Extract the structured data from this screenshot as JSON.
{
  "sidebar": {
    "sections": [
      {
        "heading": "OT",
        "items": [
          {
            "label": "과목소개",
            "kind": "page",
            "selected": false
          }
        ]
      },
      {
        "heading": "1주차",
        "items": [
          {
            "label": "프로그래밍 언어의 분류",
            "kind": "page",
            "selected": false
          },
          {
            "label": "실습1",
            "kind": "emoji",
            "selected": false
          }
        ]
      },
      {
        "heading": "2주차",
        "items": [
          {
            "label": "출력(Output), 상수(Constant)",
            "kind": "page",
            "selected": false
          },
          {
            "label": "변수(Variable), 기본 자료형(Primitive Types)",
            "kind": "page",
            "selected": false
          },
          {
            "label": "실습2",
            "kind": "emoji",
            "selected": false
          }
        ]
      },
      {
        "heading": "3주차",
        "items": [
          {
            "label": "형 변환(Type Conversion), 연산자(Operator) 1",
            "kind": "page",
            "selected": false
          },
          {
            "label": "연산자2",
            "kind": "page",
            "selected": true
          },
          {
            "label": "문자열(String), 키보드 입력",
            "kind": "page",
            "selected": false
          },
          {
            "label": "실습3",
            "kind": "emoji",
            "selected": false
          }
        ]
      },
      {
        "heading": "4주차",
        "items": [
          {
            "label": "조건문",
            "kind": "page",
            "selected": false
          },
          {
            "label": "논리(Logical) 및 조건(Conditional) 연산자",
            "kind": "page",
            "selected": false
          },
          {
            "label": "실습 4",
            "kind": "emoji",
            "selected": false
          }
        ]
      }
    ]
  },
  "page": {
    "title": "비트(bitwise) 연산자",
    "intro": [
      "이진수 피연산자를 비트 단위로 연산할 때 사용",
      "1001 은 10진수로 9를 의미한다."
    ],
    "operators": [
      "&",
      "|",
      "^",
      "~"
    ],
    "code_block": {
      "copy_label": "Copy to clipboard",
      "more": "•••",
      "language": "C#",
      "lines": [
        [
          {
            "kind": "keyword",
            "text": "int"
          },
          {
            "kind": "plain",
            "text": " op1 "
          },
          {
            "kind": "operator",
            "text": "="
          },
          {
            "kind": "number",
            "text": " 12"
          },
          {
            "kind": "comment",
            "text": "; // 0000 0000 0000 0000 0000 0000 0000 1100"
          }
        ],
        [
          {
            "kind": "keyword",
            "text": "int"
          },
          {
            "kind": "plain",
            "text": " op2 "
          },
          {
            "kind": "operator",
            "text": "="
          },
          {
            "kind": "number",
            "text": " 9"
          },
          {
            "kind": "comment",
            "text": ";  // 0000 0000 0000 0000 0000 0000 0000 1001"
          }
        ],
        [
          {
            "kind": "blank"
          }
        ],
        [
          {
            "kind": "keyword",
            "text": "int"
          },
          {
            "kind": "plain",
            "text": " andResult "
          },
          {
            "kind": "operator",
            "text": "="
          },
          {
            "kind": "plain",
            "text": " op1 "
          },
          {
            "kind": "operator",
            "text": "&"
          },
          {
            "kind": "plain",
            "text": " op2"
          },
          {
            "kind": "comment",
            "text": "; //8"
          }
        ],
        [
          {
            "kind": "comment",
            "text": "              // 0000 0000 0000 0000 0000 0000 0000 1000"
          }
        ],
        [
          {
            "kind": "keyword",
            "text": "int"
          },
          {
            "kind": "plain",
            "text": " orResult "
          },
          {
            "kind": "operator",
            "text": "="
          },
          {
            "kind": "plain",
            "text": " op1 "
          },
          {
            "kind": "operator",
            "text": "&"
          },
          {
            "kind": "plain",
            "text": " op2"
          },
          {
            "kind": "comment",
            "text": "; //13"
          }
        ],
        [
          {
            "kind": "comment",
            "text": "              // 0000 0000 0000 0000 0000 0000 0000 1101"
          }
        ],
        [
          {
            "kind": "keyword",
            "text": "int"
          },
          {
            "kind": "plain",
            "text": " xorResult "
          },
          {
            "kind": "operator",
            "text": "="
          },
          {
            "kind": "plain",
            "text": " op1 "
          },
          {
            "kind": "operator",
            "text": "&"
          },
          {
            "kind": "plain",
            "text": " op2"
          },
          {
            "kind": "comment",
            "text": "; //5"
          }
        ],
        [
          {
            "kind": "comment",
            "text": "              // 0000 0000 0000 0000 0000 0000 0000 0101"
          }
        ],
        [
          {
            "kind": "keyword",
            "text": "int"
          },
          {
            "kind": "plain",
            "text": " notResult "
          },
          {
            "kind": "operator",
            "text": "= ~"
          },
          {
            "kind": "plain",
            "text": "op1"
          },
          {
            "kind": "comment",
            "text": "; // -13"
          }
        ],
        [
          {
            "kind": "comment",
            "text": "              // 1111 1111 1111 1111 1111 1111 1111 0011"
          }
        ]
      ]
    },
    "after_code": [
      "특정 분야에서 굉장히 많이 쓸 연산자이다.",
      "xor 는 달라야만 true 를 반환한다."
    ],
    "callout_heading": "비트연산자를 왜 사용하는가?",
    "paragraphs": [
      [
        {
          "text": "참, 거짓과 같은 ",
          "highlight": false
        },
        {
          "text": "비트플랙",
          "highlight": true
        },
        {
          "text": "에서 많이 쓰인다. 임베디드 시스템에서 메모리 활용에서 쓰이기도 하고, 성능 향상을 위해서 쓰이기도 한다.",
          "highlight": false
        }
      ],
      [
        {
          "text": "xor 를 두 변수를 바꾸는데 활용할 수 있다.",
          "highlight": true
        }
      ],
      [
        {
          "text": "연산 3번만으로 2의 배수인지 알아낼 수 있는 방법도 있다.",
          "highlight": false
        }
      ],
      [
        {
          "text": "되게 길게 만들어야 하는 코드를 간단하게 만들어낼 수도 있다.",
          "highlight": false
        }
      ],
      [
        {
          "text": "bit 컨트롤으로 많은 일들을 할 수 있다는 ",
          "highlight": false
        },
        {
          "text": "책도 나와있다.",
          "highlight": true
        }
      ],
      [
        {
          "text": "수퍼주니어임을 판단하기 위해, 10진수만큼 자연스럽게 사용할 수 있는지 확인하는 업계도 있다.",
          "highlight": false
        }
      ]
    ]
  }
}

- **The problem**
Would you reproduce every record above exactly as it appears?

- **Result for this task**
Extract the structured data from this screenshot as JSON.
{
  "sidebar": {
    "sections": [
      {
        "heading": "OT",
        "items": [
          {
            "label": "과목소개",
            "kind": "page",
            "selected": false
          }
        ]
      },
      {
        "heading": "1주차",
        "items": [
          {
            "label": "프로그래밍 언어의 분류",
            "kind": "page",
            "selected": false
          },
          {
            "label": "실습1",
            "kind": "emoji",
            "selected": false
          }
        ]
      },
      {
        "heading": "2주차",
        "items": [
          {
            "label": "출력(Output), 상수(Constant)",
            "kind": "page",
            "selected": false
          },
          {
            "label": "변수(Variable), 기본 자료형(Primitive Types)",
            "kind": "page",
            "selected": false
          },
          {
            "label": "실습2",
            "kind": "emoji",
            "selected": false
          }
        ]
      },
      {
        "heading": "3주차",
        "items": [
          {
            "label": "형 변환(Type Conversion), 연산자(Operator) 1",
            "kind": "page",
            "selected": false
          },
          {
            "label": "연산자2",
            "kind": "page",
            "selected": true
          },
          {
            "label": "문자열(String), 키보드 입력",
            "kind": "page",
            "selected": false
          },
          {
            "label": "실습3",
            "kind": "emoji",
            "selected": false
          }
        ]
      },
      {
        "heading": "4주차",
        "items": [
          {
            "label": "조건문",
            "kind": "page",
            "selected": false
          },
          {
            "label": "논리(Logical) 및 조건(Conditional) 연산자",
            "kind": "page",
            "selected": false
          },
          {
            "label": "실습 4",
            "kind": "emoji",
            "selected": false
          }
        ]
      }
    ]
  },
  "page": {
    "title": "비트(bitwise) 연산자",
    "intro": [
      "이진수 피연산자를 비트 단위로 연산할 때 사용",
      "1001 은 10진수로 9를 의미한다."
    ],
    "operators": [
      "&",
      "|",
      "^",
      "~"
    ],
    "code_block": {
      "copy_label": "Copy to clipboard",
      "more": "•••",
      "language": "C#",
      "lines": [
        [
          {
            "kind": "keyword",
            "text": "int"
          },
          {
            "kind": "plain",
            "text": " op1 "
          },
          {
            "kind": "operator",
            "text": "="
          },
          {
            "kind": "number",
            "text": " 12"
          },
          {
            "kind": "comment",
            "text": "; // 0000 0000 0000 0000 0000 0000 0000 1100"
          }
        ],
        [
          {
            "kind": "keyword",
            "text": "int"
          },
          {
            "kind": "plain",
            "text": " op2 "
          },
          {
            "kind": "operator",
            "text": "="
          },
          {
            "kind": "number",
            "text": " 9"
          },
          {
            "kind": "comment",
            "text": ";  // 0000 0000 0000 0000 0000 0000 0000 1001"
          }
        ],
        [
          {
            "kind": "blank"
          }
        ],
        [
          {
            "kind": "keyword",
            "text": "int"
          },
          {
            "kind": "plain",
            "text": " andResult "
          },
          {
            "kind": "operator",
            "text": "="
          },
          {
            "kind": "plain",
            "text": " op1 "
          },
          {
            "kind": "operator",
            "text": "&"
          },
          {
            "kind": "plain",
            "text": " op2"
          },
          {
            "kind": "comment",
            "text": "; //8"
          }
        ],
        [
          {
            "kind": "comment",
            "text": "              // 0000 0000 0000 0000 0000 0000 0000 1000"
          }
        ],
        [
          {
            "kind": "keyword",
            "text": "int"
          },
          {
            "kind": "plain",
            "text": " orResult "
          },
          {
            "kind": "operator",
            "text": "="
          },
          {
            "kind": "plain",
            "text": " op1 "
          },
          {
            "kind": "operator",
            "text": "&"
          },
          {
            "kind": "plain",
            "text": " op2"
          },
          {
            "kind": "comment",
            "text": "; //13"
          }
        ],
        [
          {
            "kind": "comment",
            "text": "              // 0000 0000 0000 0000 0000 0000 0000 1101"
          }
        ],
        [
          {
            "kind": "keyword",
            "text": "int"
          },
          {
            "kind": "plain",
            "text": " xorResult "
          },
          {
            "kind": "operator",
            "text": "="
          },
          {
            "kind": "plain",
            "text": " op1 "
          },
          {
            "kind": "operator",
            "text": "&"
          },
          {
            "kind": "plain",
            "text": " op2"
          },
          {
            "kind": "comment",
            "text": "; //5"
          }
        ],
        [
          {
            "kind": "comment",
            "text": "              // 0000 0000 0000 0000 0000 0000 0000 0101"
          }
        ],
        [
          {
            "kind": "keyword",
            "text": "int"
          },
          {
            "kind": "plain",
            "text": " notResult "
          },
          {
            "kind": "operator",
            "text": "= ~"
          },
          {
            "kind": "plain",
            "text": "op1"
          },
          {
            "kind": "comment",
            "text": "; // -13"
          }
        ],
        [
          {
            "kind": "comment",
            "text": "              // 1111 1111 1111 1111 1111 1111 1111 0011"
          }
        ]
      ]
    },
    "after_code": [
      "특정 분야에서 굉장히 많이 쓸 연산자이다.",
      "xor 는 달라야만 true 를 반환한다."
    ],
    "callout_heading": "비트연산자를 왜 사용하는가?",
    "paragraphs": [
      [
        {
          "text": "참, 거짓과 같은 ",
          "highlight": false
        },
        {
          "text": "비트플랙",
          "highlight": true
        },
        {
          "text": "에서 많이 쓰인다. 임베디드 시스템에서 메모리 활용에서 쓰이기도 하고, 성능 향상을 위해서 쓰이기도 한다.",
          "highlight": false
        }
      ],
      [
        {
          "text": "xor 를 두 변수를 바꾸는데 활용할 수 있다.",
          "highlight": true
        }
      ],
      [
        {
          "text": "연산 3번만으로 2의 배수인지 알아낼 수 있는 방법도 있다.",
          "highlight": false
        }
      ],
      [
        {
          "text": "되게 길게 만들어야 하는 코드를 간단하게 만들어낼 수도 있다.",
          "highlight": false
        }
      ],
      [
        {
          "text": "bit 컨트롤으로 많은 일들을 할 수 있다는 ",
          "highlight": false
        },
        {
          "text": "책도 나와있다.",
          "highlight": true
        }
      ],
      [
        {
          "text": "수퍼주니어임을 판단하기 위해, 10진수만큼 자연스럽게 사용할 수 있는지 확인하는 업계도 있다.",
          "highlight": false
        }
      ]
    ]
  }
}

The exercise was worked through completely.